The above is my picture carrying a sling bag made of cloth, on my shoulder. Though it does not look smart, I usually use this bag to carry a book / newspaper, for small purchases of vegetables that I make on the go etc etc. Its main merit is that all the weight it exerts on your shoulder, is of content in the bag, nothing much of the bare bag, as it is made of cloth only.
It’s not this merit of the bag that prompts me to write the present article, rather something else. Whenever I board the train or bus or walk on the road with it, in Mumbai, I always find people looking at me quite curiously from afar. The looks I am speaking of, is not a normal one, rather a very special and significant one, that is, they brand me as a trade unionist from Kolkata—of those militant trade unionism of seventies, eighties and nineties. This was the period of violent trade unionism, the like of which [ except Dutta samanta’s] was not seen in India before. This brought Kolkata a bad reputation, and in some circle butt of jokes .
Initially, the trade union movement served well, people at the bottom layer who were deprived for ages were made conscious of their rights, they were for the first time told that they also have share in the wealth of the country, they were not less than others.
This new consciousness made them excited, and involved them actively, banished their mental bondage. This was a great idea, but should have been backed by proper knowledge that unless the industry survived, they won’t—that would stop the movement from going too far….. The leadership of working class wielded enormous power in their new found position, and used the power for their selfish end. Workers exerted their rights only, did no duties. Workers went berserk in the work place. All around there were violence , indiscipline and anarchy. Industry was scared, and ran away from Bengal to north, south and west of India. [Apart from ‘ freight equalisation’ of Central Govt,] This was the real nemesis of Bal Gangadhar Tilak’s “ What Bengal thinks today whole India thinks tomorrow”.
I think my neta-bag stokes the memory of those days in the mind of my onlookers. The worker leaders would always carry this bag on their shoulder all over the place and they would wear on an unkempt look, which together bore an ‘intellectual look’ that sold well to their fellow workers. These leaders were no mean people, they wielded enormous power in society of course, in Governmental level to a large extent. Their access were everywhere—land, air and water; their power were ultimate for a man on the street.
All of them would carry this bag that I use as in the picture.

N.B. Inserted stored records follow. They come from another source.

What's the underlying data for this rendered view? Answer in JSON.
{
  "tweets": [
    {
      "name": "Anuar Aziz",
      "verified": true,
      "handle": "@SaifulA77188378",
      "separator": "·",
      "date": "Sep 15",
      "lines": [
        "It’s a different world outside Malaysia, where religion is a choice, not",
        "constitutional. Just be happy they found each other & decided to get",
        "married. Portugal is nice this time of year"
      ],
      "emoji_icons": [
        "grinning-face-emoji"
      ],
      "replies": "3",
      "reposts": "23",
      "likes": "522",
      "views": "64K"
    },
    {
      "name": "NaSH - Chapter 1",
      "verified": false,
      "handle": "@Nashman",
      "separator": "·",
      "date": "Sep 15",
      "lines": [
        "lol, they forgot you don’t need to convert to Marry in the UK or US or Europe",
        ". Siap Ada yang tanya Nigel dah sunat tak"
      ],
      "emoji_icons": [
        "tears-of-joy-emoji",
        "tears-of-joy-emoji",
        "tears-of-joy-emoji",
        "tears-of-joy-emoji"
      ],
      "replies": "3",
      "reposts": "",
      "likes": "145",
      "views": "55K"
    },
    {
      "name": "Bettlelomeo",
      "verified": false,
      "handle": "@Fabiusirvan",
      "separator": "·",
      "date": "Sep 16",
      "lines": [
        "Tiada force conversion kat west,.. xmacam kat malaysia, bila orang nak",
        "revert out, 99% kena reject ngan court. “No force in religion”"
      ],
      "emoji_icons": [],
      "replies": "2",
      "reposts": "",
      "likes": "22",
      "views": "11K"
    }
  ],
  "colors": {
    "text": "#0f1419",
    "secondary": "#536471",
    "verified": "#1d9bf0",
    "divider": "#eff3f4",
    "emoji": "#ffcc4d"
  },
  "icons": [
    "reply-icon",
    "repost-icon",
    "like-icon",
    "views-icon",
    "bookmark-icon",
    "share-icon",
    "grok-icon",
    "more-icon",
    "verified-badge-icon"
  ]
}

Incidentally, my look at this age of 65, although un-intentionally, look almost the same, with my short hairs turned grey standing straight on my scalp refusing to lie down, also as a matter of habit I cannot care much for my dress.
This is the story of my Neta-bag, and analysis why I draw attraction from around in Mumbai. I have decided though the bag carries an unwanted attention from people all around in Mumbai, I shall continue to use it in future also. It is convenient, you may also use it. With the progressive use, it will be a style statement, and neta-bag may soon go into the Oxford dictionary in near future. Many great things in use had a humble or negative beginning.